“I hope you paid for them Desi,” I said, knowing Desi was very capable of lifting before him if the notion took him.
“Of course, I paid for them, what do you take me for, it’s just as well it was me going and not you. I have seen you doing the messages for your Ma. You only pay for the cheapest items and have the dear ones hidden in the bottom of the shopping bag” Desi replied in mock indignation.
I immediately said in denial. “Ah you’re just making that up, the way you suggested they should put letterboxes on the jacks in case the toilet paper runs out, and you were serious.”
“How would that benefit anyone if you run out of bog roll” Janet piped up.
“He thinks a friend can put a spare toilet roll in the letterbox when you’re stuck.” I said.
“Sure, can’t you just roll it under the door” Janet quipped.
“obviously but try explaining that to him.
The rest of the afternoon in Stephens Green we spent in similar banter with more intimate dalliances between Anna and I and Desi and Jannat. Orla was quite content to be left alone and free to read her paperback book knowing we were all in sight of her. Before long it was getting near time for us to be on our separate ways, I didn’t want to be too late, I’d never hear the end of it if I was the cause of the Ma and Da being late. Under the orders of Orla, we gathered up our litter, Orla, being the environmentally responsible one among us.
We headed down Grafton Street on the right side of the street. Odd how people heading towards Stephens Green go on the right side of the street and people heading in the opposite direction they go on the right side toward the city centre. Going past Trinity College, a line of French tourists waited impatiently to be led by the rapid talking tour guide. It was starting to spit rain now, which was a surprise after the great sunny day we just had. We left the three girls at the twenty-two-bus top outside Cleary’s. We had arranged to meet up the following weekend and had our goodbyes cut short by the early arrival of the bus and the girls being hurried by Orla anxious to get the girls’ home.
Disappointed, Desi and I headed towards Parnell Street quietly to get the 40A bus Home. Disappointed because I had expected and hoped to get a bit closer to Anna during the afternoon, and I think Desi felt the same way but said nothing. It seemed that every time that we tried to get close, I could spot Orla glancing in our direction, even when we were talking to each other, Orla seemed to join in with the conversation. It felt like she was deliberately keeping us apart, maybe I was just imagining things. Maybe, she was just being the big sister.

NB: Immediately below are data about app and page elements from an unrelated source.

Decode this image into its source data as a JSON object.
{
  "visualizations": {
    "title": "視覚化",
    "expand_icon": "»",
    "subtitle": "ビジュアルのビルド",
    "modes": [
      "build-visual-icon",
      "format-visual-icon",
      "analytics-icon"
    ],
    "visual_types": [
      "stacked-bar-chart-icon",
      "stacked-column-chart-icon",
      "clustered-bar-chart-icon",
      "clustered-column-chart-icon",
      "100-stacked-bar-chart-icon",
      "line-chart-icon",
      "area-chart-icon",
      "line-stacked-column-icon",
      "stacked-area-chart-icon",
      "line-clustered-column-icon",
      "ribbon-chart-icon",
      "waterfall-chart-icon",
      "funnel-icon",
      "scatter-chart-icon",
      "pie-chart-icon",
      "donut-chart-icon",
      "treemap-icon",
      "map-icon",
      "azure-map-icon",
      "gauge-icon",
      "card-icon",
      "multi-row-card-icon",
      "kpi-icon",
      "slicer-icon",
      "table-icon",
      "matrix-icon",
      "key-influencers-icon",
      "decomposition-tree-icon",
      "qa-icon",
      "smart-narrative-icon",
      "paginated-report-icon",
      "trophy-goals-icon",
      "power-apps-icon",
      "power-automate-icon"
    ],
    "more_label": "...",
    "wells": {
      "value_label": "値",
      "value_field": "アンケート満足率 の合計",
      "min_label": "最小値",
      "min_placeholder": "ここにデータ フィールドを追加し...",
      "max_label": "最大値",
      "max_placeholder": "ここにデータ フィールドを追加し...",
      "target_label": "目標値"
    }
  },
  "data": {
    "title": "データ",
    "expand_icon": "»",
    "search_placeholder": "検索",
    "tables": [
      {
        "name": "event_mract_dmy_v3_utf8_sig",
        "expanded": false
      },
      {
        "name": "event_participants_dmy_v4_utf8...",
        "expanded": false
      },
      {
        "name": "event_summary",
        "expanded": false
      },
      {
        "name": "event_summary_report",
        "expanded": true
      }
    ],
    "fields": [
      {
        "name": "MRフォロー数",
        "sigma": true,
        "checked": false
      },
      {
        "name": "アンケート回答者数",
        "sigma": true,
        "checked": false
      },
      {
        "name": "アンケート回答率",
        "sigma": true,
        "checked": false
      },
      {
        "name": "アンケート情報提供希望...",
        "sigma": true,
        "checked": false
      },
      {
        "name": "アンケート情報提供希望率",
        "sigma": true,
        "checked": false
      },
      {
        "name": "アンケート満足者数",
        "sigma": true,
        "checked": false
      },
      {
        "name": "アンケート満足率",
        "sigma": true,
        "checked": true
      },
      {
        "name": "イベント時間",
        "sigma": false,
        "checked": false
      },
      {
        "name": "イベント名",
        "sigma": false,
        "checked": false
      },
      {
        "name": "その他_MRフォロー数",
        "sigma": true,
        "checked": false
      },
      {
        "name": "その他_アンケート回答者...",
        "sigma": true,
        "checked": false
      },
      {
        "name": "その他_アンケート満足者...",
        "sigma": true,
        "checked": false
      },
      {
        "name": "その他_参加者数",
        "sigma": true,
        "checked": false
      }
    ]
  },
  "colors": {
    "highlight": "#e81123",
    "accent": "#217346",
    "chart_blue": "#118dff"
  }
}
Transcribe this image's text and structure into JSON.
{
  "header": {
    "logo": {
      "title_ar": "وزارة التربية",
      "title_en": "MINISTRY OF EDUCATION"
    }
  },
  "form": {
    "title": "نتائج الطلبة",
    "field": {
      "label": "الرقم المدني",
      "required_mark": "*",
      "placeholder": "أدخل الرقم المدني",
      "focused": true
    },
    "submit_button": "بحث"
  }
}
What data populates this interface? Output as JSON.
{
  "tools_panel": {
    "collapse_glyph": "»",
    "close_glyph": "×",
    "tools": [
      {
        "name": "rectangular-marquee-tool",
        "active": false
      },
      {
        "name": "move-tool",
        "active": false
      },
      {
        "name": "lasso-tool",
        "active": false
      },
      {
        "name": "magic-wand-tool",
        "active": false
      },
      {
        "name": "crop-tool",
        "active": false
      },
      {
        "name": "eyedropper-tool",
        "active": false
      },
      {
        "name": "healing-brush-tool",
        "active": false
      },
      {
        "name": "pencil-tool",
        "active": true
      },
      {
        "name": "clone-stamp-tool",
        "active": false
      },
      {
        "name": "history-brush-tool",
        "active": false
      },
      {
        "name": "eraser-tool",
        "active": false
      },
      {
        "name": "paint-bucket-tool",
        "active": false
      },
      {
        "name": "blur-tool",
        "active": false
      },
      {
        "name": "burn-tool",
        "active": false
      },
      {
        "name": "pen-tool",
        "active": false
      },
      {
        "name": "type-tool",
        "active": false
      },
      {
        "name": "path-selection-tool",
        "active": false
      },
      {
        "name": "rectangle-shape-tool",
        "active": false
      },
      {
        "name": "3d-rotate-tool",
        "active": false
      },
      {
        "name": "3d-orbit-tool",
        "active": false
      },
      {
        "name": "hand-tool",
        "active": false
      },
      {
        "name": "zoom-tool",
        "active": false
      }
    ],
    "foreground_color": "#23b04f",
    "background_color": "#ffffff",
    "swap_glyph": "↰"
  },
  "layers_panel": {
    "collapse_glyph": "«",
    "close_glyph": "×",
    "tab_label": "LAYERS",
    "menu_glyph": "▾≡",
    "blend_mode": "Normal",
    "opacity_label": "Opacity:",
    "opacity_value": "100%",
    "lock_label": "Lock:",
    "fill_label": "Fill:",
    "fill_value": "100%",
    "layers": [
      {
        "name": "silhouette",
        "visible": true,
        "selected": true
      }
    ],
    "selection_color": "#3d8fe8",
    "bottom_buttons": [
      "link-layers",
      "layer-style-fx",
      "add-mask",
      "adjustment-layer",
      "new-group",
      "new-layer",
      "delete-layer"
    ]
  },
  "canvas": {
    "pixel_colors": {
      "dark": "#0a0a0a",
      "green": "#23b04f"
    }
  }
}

It was at Finglas village before we started talking again, both of us dashed by the sudden end of our day out. The conversation about our plans for the night, me either babysitting or going to the club with the family. Desi said we he was staying in to wash his hair in readiness for work on Monday morning.